*** Information provided ***

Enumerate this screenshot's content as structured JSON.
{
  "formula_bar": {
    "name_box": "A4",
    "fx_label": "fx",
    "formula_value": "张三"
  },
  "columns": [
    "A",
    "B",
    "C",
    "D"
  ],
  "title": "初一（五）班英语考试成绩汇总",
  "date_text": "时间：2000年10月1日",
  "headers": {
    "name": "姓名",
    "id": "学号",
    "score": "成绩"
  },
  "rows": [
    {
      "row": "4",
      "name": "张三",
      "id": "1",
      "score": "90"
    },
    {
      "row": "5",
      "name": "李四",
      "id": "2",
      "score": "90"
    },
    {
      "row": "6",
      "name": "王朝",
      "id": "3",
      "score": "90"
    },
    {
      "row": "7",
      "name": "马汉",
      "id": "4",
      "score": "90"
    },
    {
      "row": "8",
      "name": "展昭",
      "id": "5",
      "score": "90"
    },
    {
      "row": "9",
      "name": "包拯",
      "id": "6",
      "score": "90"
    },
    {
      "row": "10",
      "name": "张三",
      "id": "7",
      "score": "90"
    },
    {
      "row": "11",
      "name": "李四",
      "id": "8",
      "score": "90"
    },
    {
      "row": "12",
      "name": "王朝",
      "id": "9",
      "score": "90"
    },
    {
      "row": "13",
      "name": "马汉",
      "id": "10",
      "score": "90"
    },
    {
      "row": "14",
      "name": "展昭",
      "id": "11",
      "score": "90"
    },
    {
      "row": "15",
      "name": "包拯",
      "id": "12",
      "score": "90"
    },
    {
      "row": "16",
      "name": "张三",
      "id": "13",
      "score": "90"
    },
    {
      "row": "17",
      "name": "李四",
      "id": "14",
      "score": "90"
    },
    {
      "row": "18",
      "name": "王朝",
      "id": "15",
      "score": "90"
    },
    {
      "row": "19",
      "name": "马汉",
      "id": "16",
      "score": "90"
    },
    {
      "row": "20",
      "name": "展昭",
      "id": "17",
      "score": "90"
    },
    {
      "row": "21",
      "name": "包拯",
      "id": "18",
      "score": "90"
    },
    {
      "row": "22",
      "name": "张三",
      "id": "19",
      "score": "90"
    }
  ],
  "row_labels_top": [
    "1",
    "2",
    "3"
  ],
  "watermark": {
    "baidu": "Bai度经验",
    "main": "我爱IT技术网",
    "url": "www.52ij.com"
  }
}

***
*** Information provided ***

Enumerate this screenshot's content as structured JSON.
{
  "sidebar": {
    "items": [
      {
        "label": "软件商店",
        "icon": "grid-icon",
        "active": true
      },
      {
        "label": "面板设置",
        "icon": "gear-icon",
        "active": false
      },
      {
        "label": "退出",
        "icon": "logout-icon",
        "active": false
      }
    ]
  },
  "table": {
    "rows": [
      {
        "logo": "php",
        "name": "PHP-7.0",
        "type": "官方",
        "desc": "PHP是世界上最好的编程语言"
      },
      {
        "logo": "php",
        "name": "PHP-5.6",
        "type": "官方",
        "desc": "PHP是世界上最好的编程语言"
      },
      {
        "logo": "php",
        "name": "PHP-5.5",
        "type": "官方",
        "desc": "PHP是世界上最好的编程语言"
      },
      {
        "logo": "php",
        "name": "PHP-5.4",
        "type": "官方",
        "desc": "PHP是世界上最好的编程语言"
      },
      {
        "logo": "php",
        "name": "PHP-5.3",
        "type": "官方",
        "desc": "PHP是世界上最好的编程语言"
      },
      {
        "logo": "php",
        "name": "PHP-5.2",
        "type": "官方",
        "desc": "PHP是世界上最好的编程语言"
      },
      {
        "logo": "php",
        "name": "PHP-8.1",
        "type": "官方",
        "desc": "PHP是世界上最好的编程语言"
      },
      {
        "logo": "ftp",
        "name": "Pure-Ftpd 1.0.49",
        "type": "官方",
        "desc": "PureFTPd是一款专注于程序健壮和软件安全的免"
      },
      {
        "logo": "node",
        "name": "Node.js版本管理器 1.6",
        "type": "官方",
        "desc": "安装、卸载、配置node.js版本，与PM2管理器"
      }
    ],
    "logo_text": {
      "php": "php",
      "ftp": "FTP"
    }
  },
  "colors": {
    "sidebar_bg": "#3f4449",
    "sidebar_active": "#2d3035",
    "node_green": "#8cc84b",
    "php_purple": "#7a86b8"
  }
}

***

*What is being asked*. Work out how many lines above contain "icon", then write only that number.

*Result of this task*. 3